Photographs by Shane Lavalette Words by Arthur R. Flowers, Jr.
Urban planning says a lot about a city’s character. In Syracuse, New York, Interstate 81 separates those who live on the right side of town from those who do not. For this piece, we paired two longtime residents—an award-winning poet and a photographer—to tell the Syracuse story in pictures and words.
But now the viaduct is falling apart. It has to go.
The options are: rebuilding it, redirecting it, tunneling under it, or some hybrid multimodal concept incorporating bikes, pedestrians, and alternative public transportation, in a fluid mix that encourages area development and economic opportunity, environmental justice and sustainability, street vibrancy, public areas, and effectively gridded traffic patterns.
The dismantling efforts of cities such as Portland, San Francisco, Milwaukee, Oakland, and others have generally found these initiatives to be successful revitalization efforts.
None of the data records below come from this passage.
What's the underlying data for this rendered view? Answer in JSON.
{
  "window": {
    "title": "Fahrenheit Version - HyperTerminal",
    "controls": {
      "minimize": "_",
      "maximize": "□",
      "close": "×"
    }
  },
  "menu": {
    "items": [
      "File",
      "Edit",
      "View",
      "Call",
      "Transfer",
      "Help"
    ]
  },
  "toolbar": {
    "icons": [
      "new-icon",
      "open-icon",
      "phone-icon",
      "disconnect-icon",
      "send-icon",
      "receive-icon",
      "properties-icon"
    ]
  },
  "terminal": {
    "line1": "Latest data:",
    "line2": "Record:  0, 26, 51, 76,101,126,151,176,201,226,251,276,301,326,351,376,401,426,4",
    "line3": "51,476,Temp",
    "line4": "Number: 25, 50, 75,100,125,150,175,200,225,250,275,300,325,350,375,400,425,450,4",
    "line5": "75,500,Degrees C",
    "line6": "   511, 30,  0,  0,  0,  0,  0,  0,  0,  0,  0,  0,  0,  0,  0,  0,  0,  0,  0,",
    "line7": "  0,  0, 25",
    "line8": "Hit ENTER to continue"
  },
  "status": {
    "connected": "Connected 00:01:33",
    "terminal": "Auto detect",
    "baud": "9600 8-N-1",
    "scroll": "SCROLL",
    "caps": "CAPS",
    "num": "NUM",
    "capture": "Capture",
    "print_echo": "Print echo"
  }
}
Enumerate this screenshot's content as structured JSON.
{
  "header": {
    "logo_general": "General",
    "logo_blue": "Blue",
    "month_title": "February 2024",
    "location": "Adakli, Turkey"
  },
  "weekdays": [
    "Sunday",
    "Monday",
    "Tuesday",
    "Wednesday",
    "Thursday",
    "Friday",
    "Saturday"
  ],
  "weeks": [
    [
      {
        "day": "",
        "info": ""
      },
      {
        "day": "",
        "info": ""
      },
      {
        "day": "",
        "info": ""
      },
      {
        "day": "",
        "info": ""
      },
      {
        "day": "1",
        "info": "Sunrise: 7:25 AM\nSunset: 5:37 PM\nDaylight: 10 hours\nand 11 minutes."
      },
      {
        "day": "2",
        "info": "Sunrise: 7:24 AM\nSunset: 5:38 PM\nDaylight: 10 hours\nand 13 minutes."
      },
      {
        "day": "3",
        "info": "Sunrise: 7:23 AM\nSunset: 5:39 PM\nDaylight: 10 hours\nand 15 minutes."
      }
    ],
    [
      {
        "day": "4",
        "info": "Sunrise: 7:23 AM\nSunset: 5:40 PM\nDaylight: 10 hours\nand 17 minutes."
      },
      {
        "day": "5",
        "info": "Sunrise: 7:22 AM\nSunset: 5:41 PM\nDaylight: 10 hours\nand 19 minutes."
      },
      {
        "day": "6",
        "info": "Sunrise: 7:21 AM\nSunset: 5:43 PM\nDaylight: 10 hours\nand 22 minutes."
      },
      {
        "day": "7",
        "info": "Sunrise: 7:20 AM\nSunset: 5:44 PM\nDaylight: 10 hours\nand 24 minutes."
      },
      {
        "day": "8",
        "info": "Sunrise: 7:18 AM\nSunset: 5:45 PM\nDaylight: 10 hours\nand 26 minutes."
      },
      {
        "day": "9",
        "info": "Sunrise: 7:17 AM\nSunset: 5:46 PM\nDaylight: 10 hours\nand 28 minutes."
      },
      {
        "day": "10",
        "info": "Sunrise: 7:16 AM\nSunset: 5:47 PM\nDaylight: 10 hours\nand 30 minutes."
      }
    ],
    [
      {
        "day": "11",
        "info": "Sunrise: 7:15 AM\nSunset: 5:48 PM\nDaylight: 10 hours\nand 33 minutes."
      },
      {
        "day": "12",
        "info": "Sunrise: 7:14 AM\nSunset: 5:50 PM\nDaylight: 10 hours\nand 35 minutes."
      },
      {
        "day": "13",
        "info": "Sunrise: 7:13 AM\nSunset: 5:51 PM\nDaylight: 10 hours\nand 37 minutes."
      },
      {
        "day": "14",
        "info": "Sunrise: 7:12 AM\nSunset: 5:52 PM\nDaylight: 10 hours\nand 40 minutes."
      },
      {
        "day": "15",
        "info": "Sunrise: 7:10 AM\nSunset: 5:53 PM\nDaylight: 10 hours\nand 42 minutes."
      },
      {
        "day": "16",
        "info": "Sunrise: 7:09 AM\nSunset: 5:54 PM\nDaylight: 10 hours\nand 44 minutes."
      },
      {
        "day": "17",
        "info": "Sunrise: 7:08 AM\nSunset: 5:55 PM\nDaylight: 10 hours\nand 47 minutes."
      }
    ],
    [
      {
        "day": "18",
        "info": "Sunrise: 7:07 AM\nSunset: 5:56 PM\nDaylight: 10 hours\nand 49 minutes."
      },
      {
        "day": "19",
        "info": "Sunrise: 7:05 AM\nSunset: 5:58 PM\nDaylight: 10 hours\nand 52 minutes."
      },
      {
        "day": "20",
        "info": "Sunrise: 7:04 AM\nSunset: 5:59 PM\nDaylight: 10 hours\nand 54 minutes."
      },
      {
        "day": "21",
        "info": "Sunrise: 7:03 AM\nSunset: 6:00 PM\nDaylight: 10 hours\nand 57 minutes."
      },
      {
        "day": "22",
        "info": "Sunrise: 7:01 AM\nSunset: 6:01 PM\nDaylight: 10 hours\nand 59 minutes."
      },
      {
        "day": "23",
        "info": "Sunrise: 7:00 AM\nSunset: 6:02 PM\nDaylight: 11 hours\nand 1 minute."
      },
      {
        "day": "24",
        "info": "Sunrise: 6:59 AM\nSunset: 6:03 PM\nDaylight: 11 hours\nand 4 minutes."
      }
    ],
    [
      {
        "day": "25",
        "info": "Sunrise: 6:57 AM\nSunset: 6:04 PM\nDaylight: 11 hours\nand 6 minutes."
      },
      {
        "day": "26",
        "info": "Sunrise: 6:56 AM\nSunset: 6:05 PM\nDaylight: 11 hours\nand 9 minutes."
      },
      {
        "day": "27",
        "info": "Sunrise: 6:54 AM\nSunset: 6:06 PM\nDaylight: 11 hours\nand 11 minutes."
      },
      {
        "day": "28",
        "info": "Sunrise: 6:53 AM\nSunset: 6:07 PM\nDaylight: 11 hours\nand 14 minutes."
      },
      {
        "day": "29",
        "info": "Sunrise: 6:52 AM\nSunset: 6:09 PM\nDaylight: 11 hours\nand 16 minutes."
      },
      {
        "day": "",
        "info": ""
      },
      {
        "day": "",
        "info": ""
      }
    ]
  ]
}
Caltrans used the rebuild of the Cypress freeway to reunite the Oakland it had originally sundered. Change is always a challenge, but if you get ahead of it, it can be shaped. Some businesses, some commuters have objected to the possible removal of I-81, but the City of Syracuse has decided to use this opportunity to try and position itself for a 21st-century viability that has so far eluded it.